> WORK TO BE COMPLETED
Please report each line of the data below that contains "title".

> DATASET EXTRACT
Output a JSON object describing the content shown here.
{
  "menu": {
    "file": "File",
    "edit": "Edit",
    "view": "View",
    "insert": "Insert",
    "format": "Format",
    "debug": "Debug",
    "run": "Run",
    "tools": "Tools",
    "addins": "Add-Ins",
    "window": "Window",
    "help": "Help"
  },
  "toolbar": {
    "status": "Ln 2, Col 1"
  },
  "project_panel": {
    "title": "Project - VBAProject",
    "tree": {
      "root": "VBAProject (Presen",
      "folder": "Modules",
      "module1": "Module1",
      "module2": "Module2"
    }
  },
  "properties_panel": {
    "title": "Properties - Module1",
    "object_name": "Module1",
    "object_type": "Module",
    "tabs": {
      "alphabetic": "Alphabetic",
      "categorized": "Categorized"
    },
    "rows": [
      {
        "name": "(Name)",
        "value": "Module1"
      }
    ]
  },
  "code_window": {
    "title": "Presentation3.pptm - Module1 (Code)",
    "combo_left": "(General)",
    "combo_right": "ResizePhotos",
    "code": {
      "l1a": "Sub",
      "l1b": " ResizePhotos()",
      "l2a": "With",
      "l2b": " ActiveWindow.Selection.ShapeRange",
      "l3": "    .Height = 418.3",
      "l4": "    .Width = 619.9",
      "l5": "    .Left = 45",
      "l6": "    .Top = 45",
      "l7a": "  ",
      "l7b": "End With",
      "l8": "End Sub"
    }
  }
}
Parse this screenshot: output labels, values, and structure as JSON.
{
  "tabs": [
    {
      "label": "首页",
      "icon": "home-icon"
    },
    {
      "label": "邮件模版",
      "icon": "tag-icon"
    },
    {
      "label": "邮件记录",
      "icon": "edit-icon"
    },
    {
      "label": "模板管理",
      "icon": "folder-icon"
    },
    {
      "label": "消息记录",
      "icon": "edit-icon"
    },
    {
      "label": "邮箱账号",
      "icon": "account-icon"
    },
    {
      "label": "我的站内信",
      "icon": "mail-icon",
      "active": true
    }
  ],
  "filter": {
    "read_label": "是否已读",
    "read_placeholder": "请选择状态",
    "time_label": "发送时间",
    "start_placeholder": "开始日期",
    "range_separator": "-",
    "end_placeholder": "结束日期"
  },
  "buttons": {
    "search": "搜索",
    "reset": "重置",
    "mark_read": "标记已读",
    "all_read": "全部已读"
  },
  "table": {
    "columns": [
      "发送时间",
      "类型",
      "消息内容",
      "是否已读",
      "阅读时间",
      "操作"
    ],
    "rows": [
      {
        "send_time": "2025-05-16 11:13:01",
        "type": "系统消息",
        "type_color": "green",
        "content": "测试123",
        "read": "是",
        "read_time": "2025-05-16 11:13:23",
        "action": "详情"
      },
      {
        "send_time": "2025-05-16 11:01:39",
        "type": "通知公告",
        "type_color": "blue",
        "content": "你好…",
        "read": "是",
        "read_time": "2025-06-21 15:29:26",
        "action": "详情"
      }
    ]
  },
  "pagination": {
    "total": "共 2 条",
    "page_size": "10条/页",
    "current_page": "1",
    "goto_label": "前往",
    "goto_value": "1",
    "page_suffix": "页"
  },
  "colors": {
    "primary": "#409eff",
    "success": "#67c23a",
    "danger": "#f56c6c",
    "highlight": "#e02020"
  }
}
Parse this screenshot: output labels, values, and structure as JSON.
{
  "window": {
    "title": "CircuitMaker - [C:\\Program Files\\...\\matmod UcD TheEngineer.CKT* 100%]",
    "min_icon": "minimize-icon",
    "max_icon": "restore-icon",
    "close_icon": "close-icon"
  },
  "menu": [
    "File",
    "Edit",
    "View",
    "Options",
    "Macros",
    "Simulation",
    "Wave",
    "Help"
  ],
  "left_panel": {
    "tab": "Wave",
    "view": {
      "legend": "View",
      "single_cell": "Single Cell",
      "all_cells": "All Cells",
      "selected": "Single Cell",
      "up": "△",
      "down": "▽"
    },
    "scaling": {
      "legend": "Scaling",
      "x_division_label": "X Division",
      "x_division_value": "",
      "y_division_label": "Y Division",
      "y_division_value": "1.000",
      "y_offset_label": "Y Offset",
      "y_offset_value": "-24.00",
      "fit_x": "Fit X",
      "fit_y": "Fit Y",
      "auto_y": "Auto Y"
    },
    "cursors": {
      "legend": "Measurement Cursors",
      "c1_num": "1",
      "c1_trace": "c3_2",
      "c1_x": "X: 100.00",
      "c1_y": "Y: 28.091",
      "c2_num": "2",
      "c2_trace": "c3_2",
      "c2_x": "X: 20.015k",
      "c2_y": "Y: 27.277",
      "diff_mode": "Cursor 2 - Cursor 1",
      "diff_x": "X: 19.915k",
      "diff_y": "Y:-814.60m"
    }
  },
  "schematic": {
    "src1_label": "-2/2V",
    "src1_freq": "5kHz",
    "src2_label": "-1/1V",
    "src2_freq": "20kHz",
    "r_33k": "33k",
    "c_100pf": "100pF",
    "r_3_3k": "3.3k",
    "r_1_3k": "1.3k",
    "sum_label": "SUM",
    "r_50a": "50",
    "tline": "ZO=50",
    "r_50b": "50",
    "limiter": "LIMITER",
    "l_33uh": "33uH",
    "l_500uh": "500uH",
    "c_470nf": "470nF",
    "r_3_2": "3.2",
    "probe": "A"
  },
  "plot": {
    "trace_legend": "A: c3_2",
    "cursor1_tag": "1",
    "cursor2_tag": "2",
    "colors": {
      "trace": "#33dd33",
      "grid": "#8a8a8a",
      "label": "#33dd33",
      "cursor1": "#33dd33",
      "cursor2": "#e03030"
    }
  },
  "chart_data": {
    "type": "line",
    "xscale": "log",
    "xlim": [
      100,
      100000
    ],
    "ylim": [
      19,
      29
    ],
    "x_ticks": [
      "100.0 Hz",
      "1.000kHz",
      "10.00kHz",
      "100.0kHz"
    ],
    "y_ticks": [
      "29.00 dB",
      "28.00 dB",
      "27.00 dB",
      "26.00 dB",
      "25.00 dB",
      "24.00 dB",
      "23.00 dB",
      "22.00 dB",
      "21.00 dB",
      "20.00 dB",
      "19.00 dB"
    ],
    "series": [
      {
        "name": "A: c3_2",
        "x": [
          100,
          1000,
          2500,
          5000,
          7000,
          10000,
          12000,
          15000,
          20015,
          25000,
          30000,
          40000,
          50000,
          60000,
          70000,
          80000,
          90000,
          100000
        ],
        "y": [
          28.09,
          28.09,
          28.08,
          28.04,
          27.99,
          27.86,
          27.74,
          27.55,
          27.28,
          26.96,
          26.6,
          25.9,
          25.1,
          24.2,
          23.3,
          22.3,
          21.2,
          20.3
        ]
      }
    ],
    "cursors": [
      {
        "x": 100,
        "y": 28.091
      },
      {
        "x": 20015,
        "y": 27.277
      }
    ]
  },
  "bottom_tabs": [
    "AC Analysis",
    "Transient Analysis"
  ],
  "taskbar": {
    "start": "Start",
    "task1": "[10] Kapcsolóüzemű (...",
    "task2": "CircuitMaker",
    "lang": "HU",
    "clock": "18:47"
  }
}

> ANSWER BOX
    "title": "Project - VBAProject",
    "title": "Properties - Module1",
    "title": "Presentation3.pptm - Module1 (Code)",
    "title": "CircuitMaker - [C:\\Program Files\\...\\matmod UcD TheEngineer.CKT* 100%]",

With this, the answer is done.